● Task statement
What you return should match the data below exactly, line for line.

● Supplied data
==================================================

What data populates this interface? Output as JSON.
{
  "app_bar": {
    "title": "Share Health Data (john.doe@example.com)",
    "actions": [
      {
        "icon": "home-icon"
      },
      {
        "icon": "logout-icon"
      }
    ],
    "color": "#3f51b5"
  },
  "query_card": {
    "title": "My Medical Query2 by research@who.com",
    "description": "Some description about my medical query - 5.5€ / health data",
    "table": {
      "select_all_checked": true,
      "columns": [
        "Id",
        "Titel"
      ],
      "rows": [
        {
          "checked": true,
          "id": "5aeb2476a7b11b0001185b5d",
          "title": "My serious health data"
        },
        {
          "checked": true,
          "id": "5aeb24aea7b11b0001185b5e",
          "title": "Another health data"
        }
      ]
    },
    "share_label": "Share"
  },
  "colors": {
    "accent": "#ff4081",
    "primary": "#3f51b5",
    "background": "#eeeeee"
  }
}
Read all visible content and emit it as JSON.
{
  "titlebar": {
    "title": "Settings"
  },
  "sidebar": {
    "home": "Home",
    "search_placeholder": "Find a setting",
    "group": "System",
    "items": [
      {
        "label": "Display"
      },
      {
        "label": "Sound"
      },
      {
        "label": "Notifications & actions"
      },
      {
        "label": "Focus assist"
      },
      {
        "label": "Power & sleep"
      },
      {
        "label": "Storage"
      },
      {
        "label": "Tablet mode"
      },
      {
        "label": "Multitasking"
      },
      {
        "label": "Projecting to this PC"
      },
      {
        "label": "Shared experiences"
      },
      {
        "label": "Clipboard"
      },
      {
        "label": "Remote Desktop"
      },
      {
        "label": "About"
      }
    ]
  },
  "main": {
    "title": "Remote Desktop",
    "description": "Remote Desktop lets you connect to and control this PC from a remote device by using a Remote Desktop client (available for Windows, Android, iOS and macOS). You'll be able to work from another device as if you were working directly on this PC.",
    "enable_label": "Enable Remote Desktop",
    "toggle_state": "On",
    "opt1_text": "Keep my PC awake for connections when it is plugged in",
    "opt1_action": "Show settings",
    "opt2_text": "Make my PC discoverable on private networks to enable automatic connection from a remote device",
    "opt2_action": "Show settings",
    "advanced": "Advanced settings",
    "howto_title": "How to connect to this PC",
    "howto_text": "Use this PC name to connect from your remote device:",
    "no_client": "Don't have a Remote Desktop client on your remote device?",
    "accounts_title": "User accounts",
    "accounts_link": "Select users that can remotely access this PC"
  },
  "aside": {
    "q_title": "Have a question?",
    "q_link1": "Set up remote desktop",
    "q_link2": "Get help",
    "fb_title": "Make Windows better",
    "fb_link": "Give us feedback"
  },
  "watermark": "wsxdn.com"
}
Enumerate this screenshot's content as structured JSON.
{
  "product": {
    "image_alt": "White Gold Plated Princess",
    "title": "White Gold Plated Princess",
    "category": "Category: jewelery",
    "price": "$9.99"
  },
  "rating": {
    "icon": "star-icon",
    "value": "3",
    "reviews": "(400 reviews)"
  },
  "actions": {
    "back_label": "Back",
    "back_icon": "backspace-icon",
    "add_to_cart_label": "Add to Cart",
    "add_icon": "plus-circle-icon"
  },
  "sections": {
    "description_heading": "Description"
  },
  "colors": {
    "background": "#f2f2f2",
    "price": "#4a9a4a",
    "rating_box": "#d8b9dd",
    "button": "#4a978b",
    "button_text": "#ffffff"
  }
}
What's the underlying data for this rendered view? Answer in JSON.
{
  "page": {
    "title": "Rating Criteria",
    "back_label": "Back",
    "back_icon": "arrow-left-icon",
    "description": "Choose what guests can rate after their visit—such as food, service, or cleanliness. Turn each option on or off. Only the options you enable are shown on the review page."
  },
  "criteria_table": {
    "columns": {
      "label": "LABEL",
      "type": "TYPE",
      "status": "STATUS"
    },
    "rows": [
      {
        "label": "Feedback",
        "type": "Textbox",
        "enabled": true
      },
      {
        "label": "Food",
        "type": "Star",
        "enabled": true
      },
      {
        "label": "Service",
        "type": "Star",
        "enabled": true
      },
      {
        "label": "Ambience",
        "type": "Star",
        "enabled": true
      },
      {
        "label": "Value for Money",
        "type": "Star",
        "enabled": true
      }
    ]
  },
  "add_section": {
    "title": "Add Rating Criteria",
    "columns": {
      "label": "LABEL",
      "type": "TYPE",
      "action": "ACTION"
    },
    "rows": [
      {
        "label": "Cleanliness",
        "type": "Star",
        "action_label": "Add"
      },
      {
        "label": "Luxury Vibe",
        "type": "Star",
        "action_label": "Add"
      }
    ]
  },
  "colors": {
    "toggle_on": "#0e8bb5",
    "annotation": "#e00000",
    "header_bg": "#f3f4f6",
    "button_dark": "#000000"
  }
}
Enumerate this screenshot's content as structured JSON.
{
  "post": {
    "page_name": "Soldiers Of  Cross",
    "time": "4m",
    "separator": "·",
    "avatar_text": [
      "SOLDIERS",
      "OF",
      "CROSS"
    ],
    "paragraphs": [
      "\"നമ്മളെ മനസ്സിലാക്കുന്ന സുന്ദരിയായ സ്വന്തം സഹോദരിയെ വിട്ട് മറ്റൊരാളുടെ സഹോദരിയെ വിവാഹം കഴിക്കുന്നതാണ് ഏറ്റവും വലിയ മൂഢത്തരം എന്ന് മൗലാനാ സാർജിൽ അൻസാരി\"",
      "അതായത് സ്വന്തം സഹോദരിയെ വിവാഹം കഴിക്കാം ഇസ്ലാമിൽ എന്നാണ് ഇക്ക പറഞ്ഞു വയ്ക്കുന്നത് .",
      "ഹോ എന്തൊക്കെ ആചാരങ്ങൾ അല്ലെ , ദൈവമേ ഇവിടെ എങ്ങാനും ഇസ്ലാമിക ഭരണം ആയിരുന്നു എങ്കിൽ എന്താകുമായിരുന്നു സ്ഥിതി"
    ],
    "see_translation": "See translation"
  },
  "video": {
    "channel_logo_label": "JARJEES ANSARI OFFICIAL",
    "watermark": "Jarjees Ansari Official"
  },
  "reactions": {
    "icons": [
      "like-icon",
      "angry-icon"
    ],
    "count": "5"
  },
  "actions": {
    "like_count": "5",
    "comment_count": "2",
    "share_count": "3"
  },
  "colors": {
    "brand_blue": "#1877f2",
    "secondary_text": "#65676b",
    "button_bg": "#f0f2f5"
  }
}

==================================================

● Answer to the exercise
What data populates this interface? Output as JSON.
{
  "app_bar": {
    "title": "Share Health Data (john.doe@example.com)",
    "actions": [
      {
        "icon": "home-icon"
      },
      {
        "icon": "logout-icon"
      }
    ],
    "color": "#3f51b5"
  },
  "query_card": {
    "title": "My Medical Query2 by research@who.com",
    "description": "Some description about my medical query - 5.5€ / health data",
    "table": {
      "select_all_checked": true,
      "columns": [
        "Id",
        "Titel"
      ],
      "rows": [
        {
          "checked": true,
          "id": "5aeb2476a7b11b0001185b5d",
          "title": "My serious health data"
        },
        {
          "checked": true,
          "id": "5aeb24aea7b11b0001185b5e",
          "title": "Another health data"
        }
      ]
    },
    "share_label": "Share"
  },
  "colors": {
    "accent": "#ff4081",
    "primary": "#3f51b5",
    "background": "#eeeeee"
  }
}
Read all visible content and emit it as JSON.
{
  "titlebar": {
    "title": "Settings"
  },
  "sidebar": {
    "home": "Home",
    "search_placeholder": "Find a setting",
    "group": "System",
    "items": [
      {
        "label": "Display"
      },
      {
        "label": "Sound"
      },
      {
        "label": "Notifications & actions"
      },
      {
        "label": "Focus assist"
      },
      {
        "label": "Power & sleep"
      },
      {
        "label": "Storage"
      },
      {
        "label": "Tablet mode"
      },
      {
        "label": "Multitasking"
      },
      {
        "label": "Projecting to this PC"
      },
      {
        "label": "Shared experiences"
      },
      {
        "label": "Clipboard"
      },
      {
        "label": "Remote Desktop"
      },
      {
        "label": "About"
      }
    ]
  },
  "main": {
    "title": "Remote Desktop",
    "description": "Remote Desktop lets you connect to and control this PC from a remote device by using a Remote Desktop client (available for Windows, Android, iOS and macOS). You'll be able to work from another device as if you were working directly on this PC.",
    "enable_label": "Enable Remote Desktop",
    "toggle_state": "On",
    "opt1_text": "Keep my PC awake for connections when it is plugged in",
    "opt1_action": "Show settings",
    "opt2_text": "Make my PC discoverable on private networks to enable automatic connection from a remote device",
    "opt2_action": "Show settings",
    "advanced": "Advanced settings",
    "howto_title": "How to connect to this PC",
    "howto_text": "Use this PC name to connect from your remote device:",
    "no_client": "Don't have a Remote Desktop client on your remote device?",
    "accounts_title": "User accounts",
    "accounts_link": "Select users that can remotely access this PC"
  },
  "aside": {
    "q_title": "Have a question?",
    "q_link1": "Set up remote desktop",
    "q_link2": "Get help",
    "fb_title": "Make Windows better",
    "fb_link": "Give us feedback"
  },
  "watermark": "wsxdn.com"
}
Enumerate this screenshot's content as structured JSON.
{
  "product": {
    "image_alt": "White Gold Plated Princess",
    "title": "White Gold Plated Princess",
    "category": "Category: jewelery",
    "price": "$9.99"
  },
  "rating": {
    "icon": "star-icon",
    "value": "3",
    "reviews": "(400 reviews)"
  },
  "actions": {
    "back_label": "Back",
    "back_icon": "backspace-icon",
    "add_to_cart_label": "Add to Cart",
    "add_icon": "plus-circle-icon"
  },
  "sections": {
    "description_heading": "Description"
  },
  "colors": {
    "background": "#f2f2f2",
    "price": "#4a9a4a",
    "rating_box": "#d8b9dd",
    "button": "#4a978b",
    "button_text": "#ffffff"
  }
}
What's the underlying data for this rendered view? Answer in JSON.
{
  "page": {
    "title": "Rating Criteria",
    "back_label": "Back",
    "back_icon": "arrow-left-icon",
    "description": "Choose what guests can rate after their visit—such as food, service, or cleanliness. Turn each option on or off. Only the options you enable are shown on the review page."
  },
  "criteria_table": {
    "columns": {
      "label": "LABEL",
      "type": "TYPE",
      "status": "STATUS"
    },
    "rows": [
      {
        "label": "Feedback",
        "type": "Textbox",
        "enabled": true
      },
      {
        "label": "Food",
        "type": "Star",
        "enabled": true
      },
      {
        "label": "Service",
        "type": "Star",
        "enabled": true
      },
      {
        "label": "Ambience",
        "type": "Star",
        "enabled": true
      },
      {
        "label": "Value for Money",
        "type": "Star",
        "enabled": true
      }
    ]
  },
  "add_section": {
    "title": "Add Rating Criteria",
    "columns": {
      "label": "LABEL",
      "type": "TYPE",
      "action": "ACTION"
    },
    "rows": [
      {
        "label": "Cleanliness",
        "type": "Star",
        "action_label": "Add"
      },
      {
        "label": "Luxury Vibe",
        "type": "Star",
        "action_label": "Add"
      }
    ]
  },
  "colors": {
    "toggle_on": "#0e8bb5",
    "annotation": "#e00000",
    "header_bg": "#f3f4f6",
    "button_dark": "#000000"
  }
}
Enumerate this screenshot's content as structured JSON.
{
  "post": {
    "page_name": "Soldiers Of  Cross",
    "time": "4m",
    "separator": "·",
    "avatar_text": [
      "SOLDIERS",
      "OF",
      "CROSS"
    ],
    "paragraphs": [
      "\"നമ്മളെ മനസ്സിലാക്കുന്ന സുന്ദരിയായ സ്വന്തം സഹോദരിയെ വിട്ട് മറ്റൊരാളുടെ സഹോദരിയെ വിവാഹം കഴിക്കുന്നതാണ് ഏറ്റവും വലിയ മൂഢത്തരം എന്ന് മൗലാനാ സാർജിൽ അൻസാരി\"",
      "അതായത് സ്വന്തം സഹോദരിയെ വിവാഹം കഴിക്കാം ഇസ്ലാമിൽ എന്നാണ് ഇക്ക പറഞ്ഞു വയ്ക്കുന്നത് .",
      "ഹോ എന്തൊക്കെ ആചാരങ്ങൾ അല്ലെ , ദൈവമേ ഇവിടെ എങ്ങാനും ഇസ്ലാമിക ഭരണം ആയിരുന്നു എങ്കിൽ എന്താകുമായിരുന്നു സ്ഥിതി"
    ],
    "see_translation": "See translation"
  },
  "video": {
    "channel_logo_label": "JARJEES ANSARI OFFICIAL",
    "watermark": "Jarjees Ansari Official"
  },
  "reactions": {
    "icons": [
      "like-icon",
      "angry-icon"
    ],
    "count": "5"
  },
  "actions": {
    "like_count": "5",
    "comment_count": "2",
    "share_count": "3"
  },
  "colors": {
    "brand_blue": "#1877f2",
    "secondary_text": "#65676b",
    "button_bg": "#f0f2f5"
  }
}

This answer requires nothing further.